*SUPPLIED MATERIAL:*

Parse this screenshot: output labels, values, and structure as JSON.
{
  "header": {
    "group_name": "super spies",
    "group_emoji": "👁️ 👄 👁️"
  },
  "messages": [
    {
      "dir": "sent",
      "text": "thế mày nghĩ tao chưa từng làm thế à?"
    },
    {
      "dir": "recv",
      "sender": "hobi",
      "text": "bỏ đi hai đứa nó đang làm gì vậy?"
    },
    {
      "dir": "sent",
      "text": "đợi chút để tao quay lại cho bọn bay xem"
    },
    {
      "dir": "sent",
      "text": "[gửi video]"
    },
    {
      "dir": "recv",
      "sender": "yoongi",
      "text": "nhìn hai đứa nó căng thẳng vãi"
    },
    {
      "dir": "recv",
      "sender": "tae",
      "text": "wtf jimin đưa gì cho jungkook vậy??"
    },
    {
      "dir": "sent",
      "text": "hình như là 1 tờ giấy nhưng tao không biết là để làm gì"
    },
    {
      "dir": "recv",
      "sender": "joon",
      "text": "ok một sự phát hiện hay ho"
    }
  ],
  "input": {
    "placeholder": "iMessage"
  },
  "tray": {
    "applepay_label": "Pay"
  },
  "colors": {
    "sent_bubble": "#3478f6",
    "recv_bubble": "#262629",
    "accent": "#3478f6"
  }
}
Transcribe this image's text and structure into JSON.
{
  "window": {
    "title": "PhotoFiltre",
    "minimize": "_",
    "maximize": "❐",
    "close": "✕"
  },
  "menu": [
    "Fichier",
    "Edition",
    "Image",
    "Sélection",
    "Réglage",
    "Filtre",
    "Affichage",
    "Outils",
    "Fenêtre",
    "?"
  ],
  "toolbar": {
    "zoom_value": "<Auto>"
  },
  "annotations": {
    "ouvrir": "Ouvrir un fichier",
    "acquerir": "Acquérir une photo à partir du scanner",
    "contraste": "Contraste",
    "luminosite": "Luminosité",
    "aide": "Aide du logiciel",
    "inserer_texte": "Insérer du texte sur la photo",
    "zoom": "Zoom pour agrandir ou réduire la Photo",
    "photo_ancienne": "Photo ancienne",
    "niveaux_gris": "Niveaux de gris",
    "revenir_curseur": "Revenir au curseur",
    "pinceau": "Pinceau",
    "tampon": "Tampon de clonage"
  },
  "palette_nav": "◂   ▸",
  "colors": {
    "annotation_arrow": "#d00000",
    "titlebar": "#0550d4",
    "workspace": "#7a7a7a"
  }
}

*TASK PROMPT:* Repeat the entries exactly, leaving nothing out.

*RESPONSE:*
Parse this screenshot: output labels, values, and structure as JSON.
{
  "header": {
    "group_name": "super spies",
    "group_emoji": "👁️ 👄 👁️"
  },
  "messages": [
    {
      "dir": "sent",
      "text": "thế mày nghĩ tao chưa từng làm thế à?"
    },
    {
      "dir": "recv",
      "sender": "hobi",
      "text": "bỏ đi hai đứa nó đang làm gì vậy?"
    },
    {
      "dir": "sent",
      "text": "đợi chút để tao quay lại cho bọn bay xem"
    },
    {
      "dir": "sent",
      "text": "[gửi video]"
    },
    {
      "dir": "recv",
      "sender": "yoongi",
      "text": "nhìn hai đứa nó căng thẳng vãi"
    },
    {
      "dir": "recv",
      "sender": "tae",
      "text": "wtf jimin đưa gì cho jungkook vậy??"
    },
    {
      "dir": "sent",
      "text": "hình như là 1 tờ giấy nhưng tao không biết là để làm gì"
    },
    {
      "dir": "recv",
      "sender": "joon",
      "text": "ok một sự phát hiện hay ho"
    }
  ],
  "input": {
    "placeholder": "iMessage"
  },
  "tray": {
    "applepay_label": "Pay"
  },
  "colors": {
    "sent_bubble": "#3478f6",
    "recv_bubble": "#262629",
    "accent": "#3478f6"
  }
}
Transcribe this image's text and structure into JSON.
{
  "window": {
    "title": "PhotoFiltre",
    "minimize": "_",
    "maximize": "❐",
    "close": "✕"
  },
  "menu": [
    "Fichier",
    "Edition",
    "Image",
    "Sélection",
    "Réglage",
    "Filtre",
    "Affichage",
    "Outils",
    "Fenêtre",
    "?"
  ],
  "toolbar": {
    "zoom_value": "<Auto>"
  },
  "annotations": {
    "ouvrir": "Ouvrir un fichier",
    "acquerir": "Acquérir une photo à partir du scanner",
    "contraste": "Contraste",
    "luminosite": "Luminosité",
    "aide": "Aide du logiciel",
    "inserer_texte": "Insérer du texte sur la photo",
    "zoom": "Zoom pour agrandir ou réduire la Photo",
    "photo_ancienne": "Photo ancienne",
    "niveaux_gris": "Niveaux de gris",
    "revenir_curseur": "Revenir au curseur",
    "pinceau": "Pinceau",
    "tampon": "Tampon de clonage"
  },
  "palette_nav": "◂   ▸",
  "colors": {
    "annotation_arrow": "#d00000",
    "titlebar": "#0550d4",
    "workspace": "#7a7a7a"
  }
}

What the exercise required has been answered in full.